Spring of 1917
The day it happened it was a day of peculiar calm.
Like a storm cloud on a late summer day, the silence and tension built until it burst into a sheet of thunder, rain, and with a waterspout descending onto the lake.
I hit him square in the jaw – more to be correct, square in the teeth.
He looked at me stunned, and before he could react, he spit out a tooth rattling out onto the ground.
It should never have come to this, but he had it coming.
He said, “You knocked her up.”
Without any thought or deliberation, I whirled around and punched him in the teeth. It wasn’t the words that got me, it was the tone of his voice.
Shannon looked at me wide-eyed. He looked down on the ground to see where his tooth lay. He looked back up at me – wide-eyed.
This incident, altercation, rather, would have been forgotten in due time and our affairs gone back to normal. But it was different this time.

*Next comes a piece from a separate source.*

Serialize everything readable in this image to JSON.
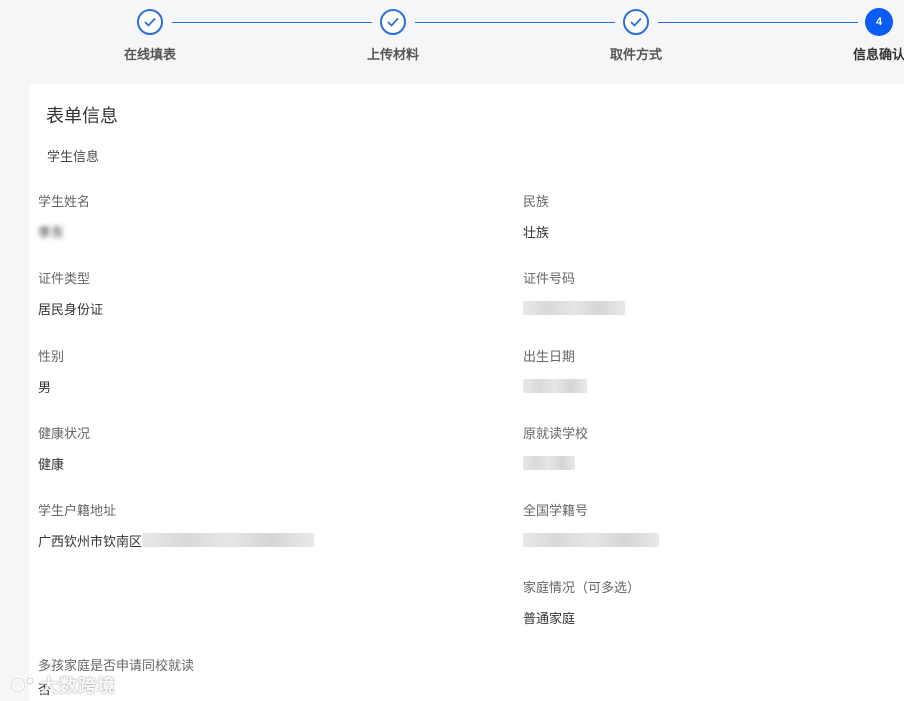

I had given his wife, Annie, a permanent reminder of how much of a bastard her husband was.